While it's believed that fortified wines were first used as a medicinal beverage in China around 1000 BC, today there are two primary styles of Vermouth: Sweet Vermouth and Dry Vermouth. Some new styles have been developed like Extra-Dry, Bianco, Amber, and Rosé.
If you aren't already drinking Dry Vermouth and you're a fan of herbaceous, savory, dry, and soft fruity flavors, pick up a few off this list of the best dry vermouths on the market today.
1. Noilly Prat Original Dry

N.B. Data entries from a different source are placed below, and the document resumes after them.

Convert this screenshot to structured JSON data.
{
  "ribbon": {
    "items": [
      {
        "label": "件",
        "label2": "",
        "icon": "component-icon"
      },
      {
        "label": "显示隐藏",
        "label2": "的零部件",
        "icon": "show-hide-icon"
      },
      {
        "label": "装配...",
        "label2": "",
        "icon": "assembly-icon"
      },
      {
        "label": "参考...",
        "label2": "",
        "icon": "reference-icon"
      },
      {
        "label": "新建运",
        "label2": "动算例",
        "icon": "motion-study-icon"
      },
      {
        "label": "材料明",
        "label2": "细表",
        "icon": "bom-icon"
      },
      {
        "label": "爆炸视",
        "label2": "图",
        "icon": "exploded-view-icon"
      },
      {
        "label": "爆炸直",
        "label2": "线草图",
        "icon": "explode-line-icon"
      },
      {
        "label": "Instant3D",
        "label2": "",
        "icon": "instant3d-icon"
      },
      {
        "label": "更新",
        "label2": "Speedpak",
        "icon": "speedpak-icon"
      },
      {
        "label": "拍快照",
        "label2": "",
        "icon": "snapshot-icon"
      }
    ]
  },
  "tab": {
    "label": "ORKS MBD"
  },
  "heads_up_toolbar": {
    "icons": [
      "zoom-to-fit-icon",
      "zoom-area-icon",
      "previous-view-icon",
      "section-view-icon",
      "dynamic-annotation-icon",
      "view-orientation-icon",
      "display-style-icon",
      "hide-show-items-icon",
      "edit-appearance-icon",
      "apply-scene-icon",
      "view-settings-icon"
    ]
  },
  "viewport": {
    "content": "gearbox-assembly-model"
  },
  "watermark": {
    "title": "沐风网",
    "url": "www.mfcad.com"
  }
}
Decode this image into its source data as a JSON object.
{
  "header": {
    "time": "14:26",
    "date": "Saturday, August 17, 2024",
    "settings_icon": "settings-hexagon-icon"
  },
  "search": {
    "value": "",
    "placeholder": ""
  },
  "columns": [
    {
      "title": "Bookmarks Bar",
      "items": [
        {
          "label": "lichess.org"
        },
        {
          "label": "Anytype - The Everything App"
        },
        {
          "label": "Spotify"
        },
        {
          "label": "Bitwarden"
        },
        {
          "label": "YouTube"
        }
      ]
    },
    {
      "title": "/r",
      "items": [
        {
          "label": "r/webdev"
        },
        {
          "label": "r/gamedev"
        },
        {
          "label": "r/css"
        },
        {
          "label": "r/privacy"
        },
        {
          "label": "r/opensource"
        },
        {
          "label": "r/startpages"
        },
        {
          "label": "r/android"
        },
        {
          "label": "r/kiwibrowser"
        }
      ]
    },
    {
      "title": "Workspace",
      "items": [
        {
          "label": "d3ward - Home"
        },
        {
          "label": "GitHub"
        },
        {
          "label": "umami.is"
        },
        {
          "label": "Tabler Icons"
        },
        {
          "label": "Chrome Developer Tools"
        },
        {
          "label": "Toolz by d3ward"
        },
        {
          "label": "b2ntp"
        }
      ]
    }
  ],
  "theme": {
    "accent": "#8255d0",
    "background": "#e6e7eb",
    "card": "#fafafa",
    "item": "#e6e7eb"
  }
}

Joseph Noilly's original 1813 formula has intense flavors of sea salt, coriander, chamomile, and orange peel. Noilly Prat has been producing its recipe from the French seaside town of Marseillan since 1850. That seaside influence gives that note of sea salt which is so good in martinis.
2. Dolin Dry
Dolin Dry is produced in the birthplace of French Vermouth: Chambéry. Dolin is a light and fruity style with flavors of citrus, soft florals, and herbs, with a slight bite of white pepper.
3. Carpano Dry
Carpano is known for its Antica Formula Sweet Vermouth, which was the very first Vermouth released in 1786! Over 300 years later, Carpano brings us Carpano Dry Vermouth. With flavors of green apple, orange peel, Mediterranean herbs, and fresh lemon, Carpano gives us a set of dry and sweet Vermouth to make a perfect Perfect Manhattan!
4. Martini Riserva Speciale Ambrato
Very floral with a strong botanical flavor, Martini Riserva has a balance of bitter from the wormwood and sweet from the apple and chamomile flowers. Try this one in a Negroni as alternative to the usual sweet Vermouth it calls for.
5. Routin Dry
Like Dolin, Routin also comes from Chambéry, but Routin has a softer herbal note to it. Rosemary and juniper berries are balanced with rose petals in this recipe, which immediately makes you think of gin classic cocktails.
6. Cinzano Extra Dry
Cinzano Extra Dry is big on flavors of orange peel combined with clove, mint, oregano, and thyme. This dry vermouth screams for olives and lemon peel twists.
7. La Quintinye Extra Dry Vermouth
This one is a favorite of mixologists for the strong and unique floral notes. This French winemaker's recipe uses a less common grape called Pineau des Charentes as the Vermouth base. You can find dessert wines made from Pineau des Charentes that are delicious.
Mixologists get creative with garnish for this Vermouth, all aimed at bringing out its unique flavor. Anise seeds, fresh rosemary, or a lemon peel twist bring out the herbaceous flavors.
8. Ransom Dry Vermouth
Made in the USA by Orgeon's Ransom Wines and Distillery, this is a real winemaker's Vermouth. Organic white grapes and pinot noir blanc is distilled into brandy. The infused botanicals include rosehips, chamomile, orange peel, lemon verbena, spearmint, star anise, cinnamon bark, burdock root, fennel, wormwood, cardamom, vanilla bean, and lemon peel. The Vermouth is then barrel aged in French oak for it all to come together.
9. Jardesca California Aperitiva
Another American Vermouth worth seeking out is the California produced Jardesca. The exotic floral Viognier grape makes the base wine and is infused with grapefruit, bay leaf, and pink peppercorn among others. Jardesca is made by hand by mad scientist winemakers in Sonoma. And I mean that in the best way possible.
There's fresh acidity to this concoction and aside from some ice and an orange or lemon peel, it doesn't need anything else to be a knockout drink.
10. Cocchi Americano Bianco
A bottle of Cocchi Americano came on the Italian aperitif scene in 1891. Made from Moscato d'Asti wine, cinchona bark, which is rich in quinine, is the main herb used to infuse flavor.
Fun Fact: Quinine, which is what gives tonic water that tonic-y flavor was once used to treat and fight off malaria!
11. Cinzano 1757 Vermouth di Torino Extra Dry
This special, small-batch extra dry Vermouth is a tribute to brothers Giovanni Giacomo and Carlo Stefano Cinzano who founded the Cinzano brand in 1757. You'll get aromas of mint, sage, oregano, and thyme with this Vermouth. There are floral notes of orange blossom balanced with traditional wormwood.